Task statement:
Search the material and gather each line with "Stain" in it.

══════

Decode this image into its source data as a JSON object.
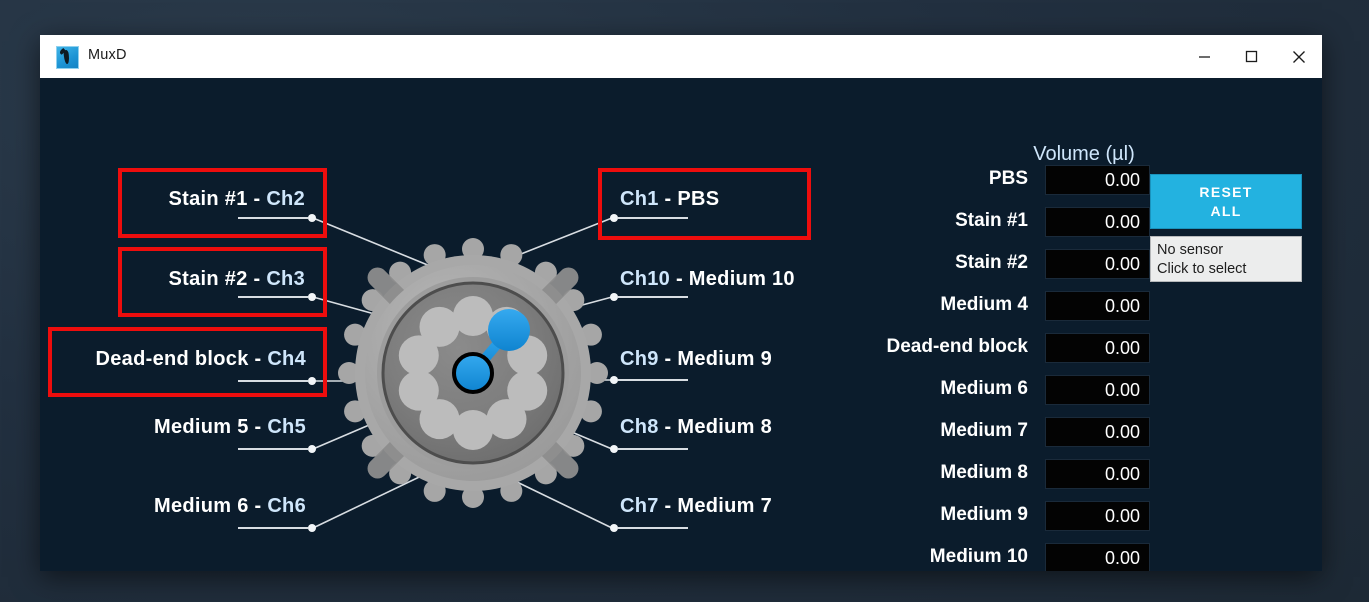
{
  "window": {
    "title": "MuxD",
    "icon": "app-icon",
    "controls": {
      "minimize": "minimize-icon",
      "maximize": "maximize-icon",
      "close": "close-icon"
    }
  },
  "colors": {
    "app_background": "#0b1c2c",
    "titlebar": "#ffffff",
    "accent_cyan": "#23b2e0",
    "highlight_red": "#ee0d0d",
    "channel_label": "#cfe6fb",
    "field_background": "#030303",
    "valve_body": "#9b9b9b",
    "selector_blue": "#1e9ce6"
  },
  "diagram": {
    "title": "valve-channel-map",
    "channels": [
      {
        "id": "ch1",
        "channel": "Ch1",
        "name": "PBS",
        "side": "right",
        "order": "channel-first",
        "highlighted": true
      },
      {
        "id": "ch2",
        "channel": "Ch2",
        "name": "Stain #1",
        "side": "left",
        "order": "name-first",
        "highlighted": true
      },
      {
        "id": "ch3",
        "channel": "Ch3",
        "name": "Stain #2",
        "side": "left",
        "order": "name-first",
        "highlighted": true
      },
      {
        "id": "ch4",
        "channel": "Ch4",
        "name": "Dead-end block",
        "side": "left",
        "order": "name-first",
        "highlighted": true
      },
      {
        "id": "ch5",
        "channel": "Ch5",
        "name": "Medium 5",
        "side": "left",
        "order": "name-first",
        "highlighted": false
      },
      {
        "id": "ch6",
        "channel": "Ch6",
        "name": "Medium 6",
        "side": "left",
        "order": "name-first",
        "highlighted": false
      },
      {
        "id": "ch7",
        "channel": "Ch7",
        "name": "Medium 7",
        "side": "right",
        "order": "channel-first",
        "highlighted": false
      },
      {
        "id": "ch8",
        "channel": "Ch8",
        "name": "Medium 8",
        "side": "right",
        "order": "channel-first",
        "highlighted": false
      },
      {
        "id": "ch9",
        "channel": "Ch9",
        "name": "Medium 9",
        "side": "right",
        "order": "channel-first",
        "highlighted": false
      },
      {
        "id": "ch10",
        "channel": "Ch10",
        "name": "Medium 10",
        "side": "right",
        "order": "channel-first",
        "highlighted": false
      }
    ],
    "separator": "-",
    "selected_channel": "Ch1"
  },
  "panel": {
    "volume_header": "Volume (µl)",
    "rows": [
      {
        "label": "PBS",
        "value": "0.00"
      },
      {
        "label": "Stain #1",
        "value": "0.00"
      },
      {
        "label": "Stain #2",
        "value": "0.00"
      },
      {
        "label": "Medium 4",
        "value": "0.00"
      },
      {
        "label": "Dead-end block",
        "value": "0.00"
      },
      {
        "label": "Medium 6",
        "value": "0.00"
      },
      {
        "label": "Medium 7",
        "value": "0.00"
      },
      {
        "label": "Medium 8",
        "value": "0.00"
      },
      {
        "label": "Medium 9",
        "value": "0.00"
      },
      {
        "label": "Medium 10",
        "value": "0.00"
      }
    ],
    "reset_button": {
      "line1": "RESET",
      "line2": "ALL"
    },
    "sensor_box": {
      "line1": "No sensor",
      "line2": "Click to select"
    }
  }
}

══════

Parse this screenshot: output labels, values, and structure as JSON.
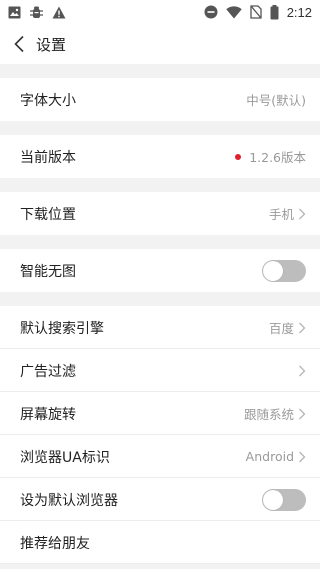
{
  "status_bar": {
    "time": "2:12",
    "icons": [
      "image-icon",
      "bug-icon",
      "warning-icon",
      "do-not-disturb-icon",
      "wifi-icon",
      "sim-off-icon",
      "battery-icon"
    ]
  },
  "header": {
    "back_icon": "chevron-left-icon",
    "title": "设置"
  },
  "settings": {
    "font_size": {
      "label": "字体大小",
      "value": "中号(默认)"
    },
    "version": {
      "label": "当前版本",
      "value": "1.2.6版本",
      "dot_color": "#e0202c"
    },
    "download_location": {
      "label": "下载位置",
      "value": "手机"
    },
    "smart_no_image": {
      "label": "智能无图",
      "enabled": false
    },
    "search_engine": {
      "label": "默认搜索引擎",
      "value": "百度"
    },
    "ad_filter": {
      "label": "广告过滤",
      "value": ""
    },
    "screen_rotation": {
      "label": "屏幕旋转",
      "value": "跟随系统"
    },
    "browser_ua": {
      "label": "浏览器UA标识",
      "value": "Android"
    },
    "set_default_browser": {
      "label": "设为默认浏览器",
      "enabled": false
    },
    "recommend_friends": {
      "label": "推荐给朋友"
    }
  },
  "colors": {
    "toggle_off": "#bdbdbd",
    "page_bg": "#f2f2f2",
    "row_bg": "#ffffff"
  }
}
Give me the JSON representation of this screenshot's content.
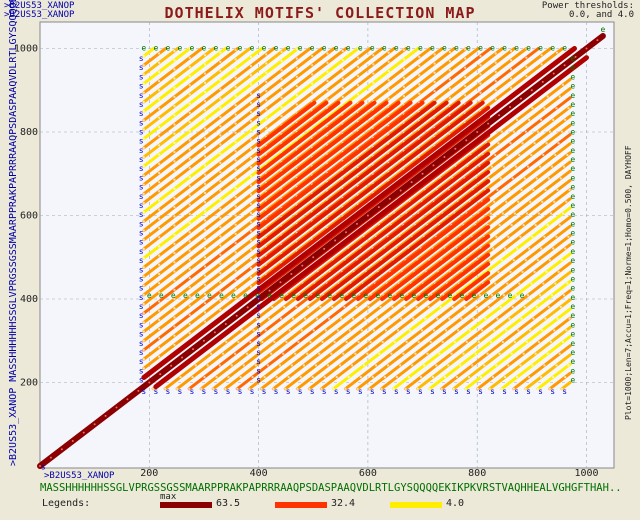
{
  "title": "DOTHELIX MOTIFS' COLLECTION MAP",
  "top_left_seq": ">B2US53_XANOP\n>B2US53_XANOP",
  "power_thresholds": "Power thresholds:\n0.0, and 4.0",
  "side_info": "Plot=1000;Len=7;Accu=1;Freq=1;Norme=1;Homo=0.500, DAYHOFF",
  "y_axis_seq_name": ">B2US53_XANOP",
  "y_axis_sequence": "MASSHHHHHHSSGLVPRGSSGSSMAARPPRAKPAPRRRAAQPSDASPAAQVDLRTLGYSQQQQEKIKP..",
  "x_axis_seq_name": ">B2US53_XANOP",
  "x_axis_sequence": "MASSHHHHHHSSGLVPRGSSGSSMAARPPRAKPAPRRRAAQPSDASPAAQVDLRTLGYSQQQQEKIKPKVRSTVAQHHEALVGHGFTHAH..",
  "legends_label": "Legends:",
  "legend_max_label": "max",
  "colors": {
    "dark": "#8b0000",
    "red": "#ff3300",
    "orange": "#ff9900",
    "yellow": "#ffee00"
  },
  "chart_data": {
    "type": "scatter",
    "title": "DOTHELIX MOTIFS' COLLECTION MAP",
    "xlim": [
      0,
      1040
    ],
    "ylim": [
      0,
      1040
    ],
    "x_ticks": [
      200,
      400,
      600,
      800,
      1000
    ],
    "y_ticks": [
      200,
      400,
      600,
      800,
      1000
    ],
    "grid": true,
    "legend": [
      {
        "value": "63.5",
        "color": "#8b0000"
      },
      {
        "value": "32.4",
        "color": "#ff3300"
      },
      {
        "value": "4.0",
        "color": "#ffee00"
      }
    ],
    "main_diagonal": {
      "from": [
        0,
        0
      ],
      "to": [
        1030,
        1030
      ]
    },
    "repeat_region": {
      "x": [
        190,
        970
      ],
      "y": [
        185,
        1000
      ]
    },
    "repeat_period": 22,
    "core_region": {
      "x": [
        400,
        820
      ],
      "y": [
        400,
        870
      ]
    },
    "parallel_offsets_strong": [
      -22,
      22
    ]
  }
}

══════

Solution below:
        "name": "Stain #1",
        "name": "Stain #2",
        "label": "Stain #1",
        "label": "Stain #2",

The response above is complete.